Page and application data records
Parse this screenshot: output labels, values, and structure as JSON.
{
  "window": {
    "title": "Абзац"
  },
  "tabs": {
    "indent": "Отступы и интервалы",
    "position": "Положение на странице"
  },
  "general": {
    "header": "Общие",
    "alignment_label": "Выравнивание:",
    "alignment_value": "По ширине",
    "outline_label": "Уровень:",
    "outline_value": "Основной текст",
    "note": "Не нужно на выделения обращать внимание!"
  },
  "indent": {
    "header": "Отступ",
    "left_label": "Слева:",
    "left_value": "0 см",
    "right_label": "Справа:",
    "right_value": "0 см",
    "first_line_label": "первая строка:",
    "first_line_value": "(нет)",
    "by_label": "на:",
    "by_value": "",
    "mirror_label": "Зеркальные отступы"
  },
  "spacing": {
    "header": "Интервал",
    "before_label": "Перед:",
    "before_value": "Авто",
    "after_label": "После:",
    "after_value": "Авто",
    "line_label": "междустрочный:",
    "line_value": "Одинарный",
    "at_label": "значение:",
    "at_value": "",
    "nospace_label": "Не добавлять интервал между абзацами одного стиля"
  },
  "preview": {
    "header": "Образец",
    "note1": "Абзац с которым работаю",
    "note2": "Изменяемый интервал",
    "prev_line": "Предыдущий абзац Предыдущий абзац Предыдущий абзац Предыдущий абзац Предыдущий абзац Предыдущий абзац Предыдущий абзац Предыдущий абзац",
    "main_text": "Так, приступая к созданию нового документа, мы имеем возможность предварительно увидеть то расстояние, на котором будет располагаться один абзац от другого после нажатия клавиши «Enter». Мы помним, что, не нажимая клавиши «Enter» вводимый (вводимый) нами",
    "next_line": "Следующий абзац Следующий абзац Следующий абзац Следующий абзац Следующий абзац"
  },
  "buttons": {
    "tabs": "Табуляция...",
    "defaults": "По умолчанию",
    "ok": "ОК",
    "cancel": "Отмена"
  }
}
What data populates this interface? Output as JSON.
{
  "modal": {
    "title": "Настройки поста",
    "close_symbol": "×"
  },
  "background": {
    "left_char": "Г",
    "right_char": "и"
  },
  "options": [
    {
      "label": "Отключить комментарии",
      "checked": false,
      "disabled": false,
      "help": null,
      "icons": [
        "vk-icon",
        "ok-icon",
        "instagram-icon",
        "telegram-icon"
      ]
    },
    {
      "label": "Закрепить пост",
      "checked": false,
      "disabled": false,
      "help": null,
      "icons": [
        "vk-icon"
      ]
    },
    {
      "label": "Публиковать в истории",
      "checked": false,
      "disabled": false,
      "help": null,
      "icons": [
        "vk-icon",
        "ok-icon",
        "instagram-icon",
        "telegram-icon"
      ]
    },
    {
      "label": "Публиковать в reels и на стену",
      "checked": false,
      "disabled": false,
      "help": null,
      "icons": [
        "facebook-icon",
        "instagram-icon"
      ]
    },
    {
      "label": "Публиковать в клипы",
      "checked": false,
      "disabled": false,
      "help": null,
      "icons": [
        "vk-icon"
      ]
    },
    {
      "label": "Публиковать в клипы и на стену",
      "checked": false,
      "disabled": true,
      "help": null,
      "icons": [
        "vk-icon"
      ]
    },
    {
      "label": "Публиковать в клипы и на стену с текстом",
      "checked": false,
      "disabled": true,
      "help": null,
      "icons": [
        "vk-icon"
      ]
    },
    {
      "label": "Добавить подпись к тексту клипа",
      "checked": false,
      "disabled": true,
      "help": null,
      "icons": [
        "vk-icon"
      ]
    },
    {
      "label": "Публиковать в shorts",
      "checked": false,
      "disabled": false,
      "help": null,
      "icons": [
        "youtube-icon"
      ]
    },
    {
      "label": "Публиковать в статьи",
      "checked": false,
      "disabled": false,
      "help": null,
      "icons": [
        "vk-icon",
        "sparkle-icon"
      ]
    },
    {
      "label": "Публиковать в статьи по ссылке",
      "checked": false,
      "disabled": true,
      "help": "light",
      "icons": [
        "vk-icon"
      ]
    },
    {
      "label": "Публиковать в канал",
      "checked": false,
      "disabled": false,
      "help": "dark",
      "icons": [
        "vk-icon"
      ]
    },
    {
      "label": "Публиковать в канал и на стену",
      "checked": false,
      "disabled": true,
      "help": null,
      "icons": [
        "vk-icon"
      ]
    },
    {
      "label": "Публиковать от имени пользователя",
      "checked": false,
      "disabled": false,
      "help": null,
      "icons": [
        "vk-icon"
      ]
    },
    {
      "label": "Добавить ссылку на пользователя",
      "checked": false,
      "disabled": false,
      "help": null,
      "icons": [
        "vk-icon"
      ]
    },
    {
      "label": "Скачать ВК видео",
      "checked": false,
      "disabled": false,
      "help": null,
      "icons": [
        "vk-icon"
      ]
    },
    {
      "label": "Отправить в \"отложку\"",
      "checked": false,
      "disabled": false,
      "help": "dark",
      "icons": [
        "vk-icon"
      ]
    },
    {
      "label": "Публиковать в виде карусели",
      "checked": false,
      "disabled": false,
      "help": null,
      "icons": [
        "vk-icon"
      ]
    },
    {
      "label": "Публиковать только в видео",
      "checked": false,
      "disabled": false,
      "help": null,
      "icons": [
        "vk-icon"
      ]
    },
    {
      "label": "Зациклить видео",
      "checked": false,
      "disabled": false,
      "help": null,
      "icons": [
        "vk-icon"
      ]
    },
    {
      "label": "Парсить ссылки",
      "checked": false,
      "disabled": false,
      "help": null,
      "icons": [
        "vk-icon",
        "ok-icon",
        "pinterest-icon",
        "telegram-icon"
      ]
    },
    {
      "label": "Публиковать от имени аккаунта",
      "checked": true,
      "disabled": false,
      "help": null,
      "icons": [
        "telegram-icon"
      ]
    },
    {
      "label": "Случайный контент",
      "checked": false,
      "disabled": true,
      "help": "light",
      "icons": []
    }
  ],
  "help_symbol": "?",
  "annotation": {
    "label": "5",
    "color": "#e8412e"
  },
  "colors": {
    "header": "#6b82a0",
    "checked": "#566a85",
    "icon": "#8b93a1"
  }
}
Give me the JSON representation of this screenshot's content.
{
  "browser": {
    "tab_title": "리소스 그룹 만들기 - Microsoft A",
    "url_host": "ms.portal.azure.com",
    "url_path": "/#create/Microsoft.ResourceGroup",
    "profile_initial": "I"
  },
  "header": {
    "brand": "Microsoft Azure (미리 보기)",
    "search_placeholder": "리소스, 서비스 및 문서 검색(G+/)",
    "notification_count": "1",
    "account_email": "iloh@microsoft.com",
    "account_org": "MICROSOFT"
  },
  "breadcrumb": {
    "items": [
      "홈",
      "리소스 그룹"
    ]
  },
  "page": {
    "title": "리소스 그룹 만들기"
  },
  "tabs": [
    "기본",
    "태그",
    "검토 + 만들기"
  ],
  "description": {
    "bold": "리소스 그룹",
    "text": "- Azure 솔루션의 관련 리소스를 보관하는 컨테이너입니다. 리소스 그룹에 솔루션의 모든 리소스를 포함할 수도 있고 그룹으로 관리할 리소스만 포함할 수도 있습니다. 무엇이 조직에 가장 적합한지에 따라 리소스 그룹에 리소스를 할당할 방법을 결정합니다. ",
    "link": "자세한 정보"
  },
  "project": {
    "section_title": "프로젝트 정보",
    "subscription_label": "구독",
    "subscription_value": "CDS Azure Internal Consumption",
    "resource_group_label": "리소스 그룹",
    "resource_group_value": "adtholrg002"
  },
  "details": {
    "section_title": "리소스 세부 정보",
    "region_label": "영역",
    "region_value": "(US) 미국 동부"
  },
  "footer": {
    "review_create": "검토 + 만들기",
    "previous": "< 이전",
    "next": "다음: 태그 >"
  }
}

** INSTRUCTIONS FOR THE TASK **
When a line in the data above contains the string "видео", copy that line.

** EXERCISE RESPONSE **
      "label": "Скачать ВК видео",
      "label": "Публиковать только в видео",
      "label": "Зациклить видео",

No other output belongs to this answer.